Paul’s concern for the poor saints at Jerusalem was a burning issue that passionately manifested itself in his writings. He mentions it in 1 Corinthians 16:1-4, spends two chapters on it in 2 Corinthians (8-9), and alludes to this circumstance in his letter to the Romans (15:26-27).In addition, the apostle introduces the topic in his defense before the Roman governor, Felix (Acts 24:17).
This episode can be profitably discussed under the following divisions. (1) The emergency; (2) the problem; (3) the motivation towards a cure; and, (4) the potential blessings. Let us briefly look at each of these factors.
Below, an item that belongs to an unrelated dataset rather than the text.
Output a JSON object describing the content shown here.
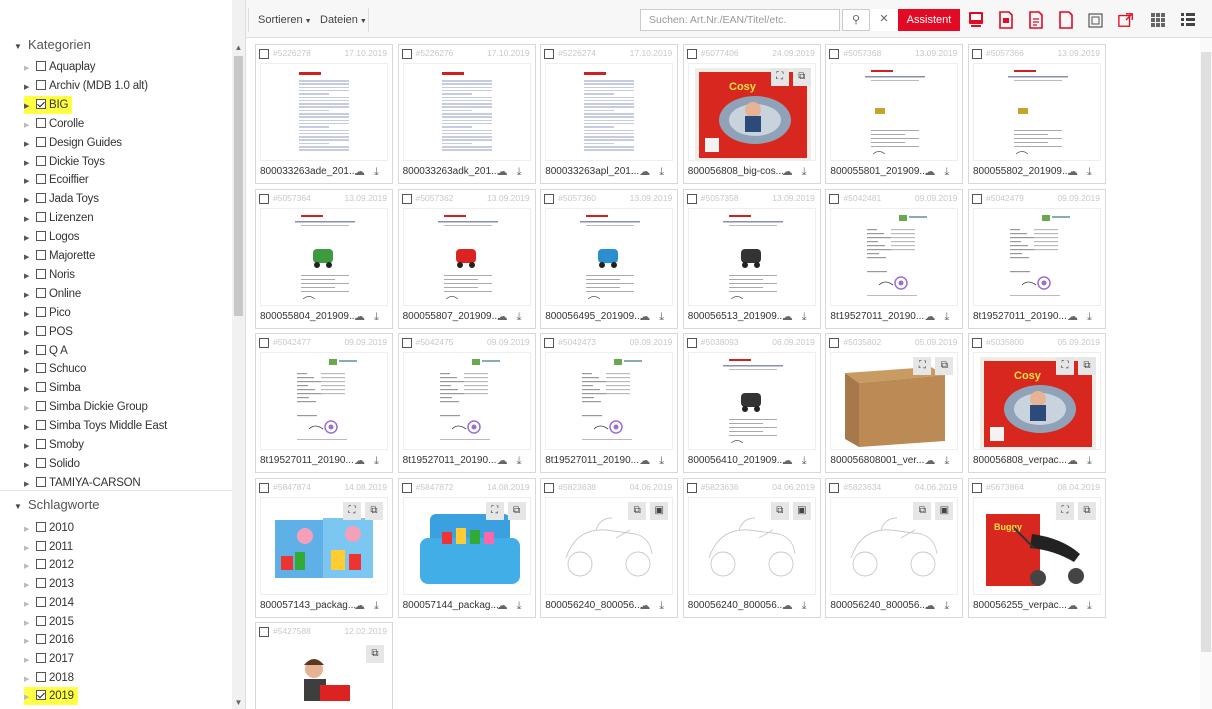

(1) The Need — The church in Jerusalem was in desperate straits. For various reasons (not the least of which was persecution — cf. Acts 8:1; 12:1), food, clothing, and shelter were needed. For assistance, these “poor” saints (Romans 15:26) could look only to God, and his providential instruments — other brethren.
(2) Slackers — While some had generously helped, others (e.g., the Corinthian Christians) had promised to do so, but had dragged their feet. This was the aim of Paul’s loving rebuke in 2 Corinthians 8-9. These neglectful saints must be stirred to activity (8:10-11). It is a sad reality of history that not infrequently those who have been blessed the most are the least generous. Surely God will not hold such blameless.
(3) Motivation — While stern rebuke is needed for the listless on certain occasions, it is not the highest motivation for change. In this case, Paul employs two examples to “jump-start” the hearts of the Corinthians to do what they had: promised to do, were able to do, were obligated to do, but had not done.
The first example is that of the noble Macedonian Christians. These saints were impoverished themselves; the apostle describes their situation as one of “deep poverty.”Incredibly, however, rather than adopting the “let’s-take-care-of-us-first” ideology, their poverty “abounded unto the riches of their generosity” (8:2). They stretched themselves beyond their ability to give — so much so that they actually had to persuade Paul to take their gifts (8:4)! That is magnificently stunning!
What was it that so empowered these impoverished brothers and sisters to sacrifice as they did? Doubtless it was the example of Christ himself, a point which Paul introduces in this very context. “For you know the grace [favor] of our Lord Jesus Christ, that, though he was rich, yet for your sakes he became poor, that you through his poverty might become rich” (8:9). This verse is breathtaking; it stirs the soul of the spiritual. By way of contrast, those who cannot be moved to help others only demonstrate how little appreciation they have for the gift of the Lord Jesus. N.B. Hardeman once noted that the covetous are the most un-Christ-like of all earth’s inhabitants.
(4) The Blessings — The blessings in responding to Paul’s admonition would be manifold. First, the generous spirit would produce wondrous returns on behalf of the givers. He who sows sparingly will reap sparingly; he who sows bountifully, reaps bountifully (9:6). Second, the gracious gifts of the Gentile Christians for their impoverished Jewish kinsmen in the Lord would help cement relations between the two, each segment being assisted by the other’s contribution to their welfare (Romans 15:27).
That this effort was successful is strikingly confirmed by Luke in describing Paul’s arrival in Jerusalem, as he brings the contributions to the poor saints. “And when we were come to Jerusalem, the brethren received us gladly” (Acts 21:17). Mission accomplished!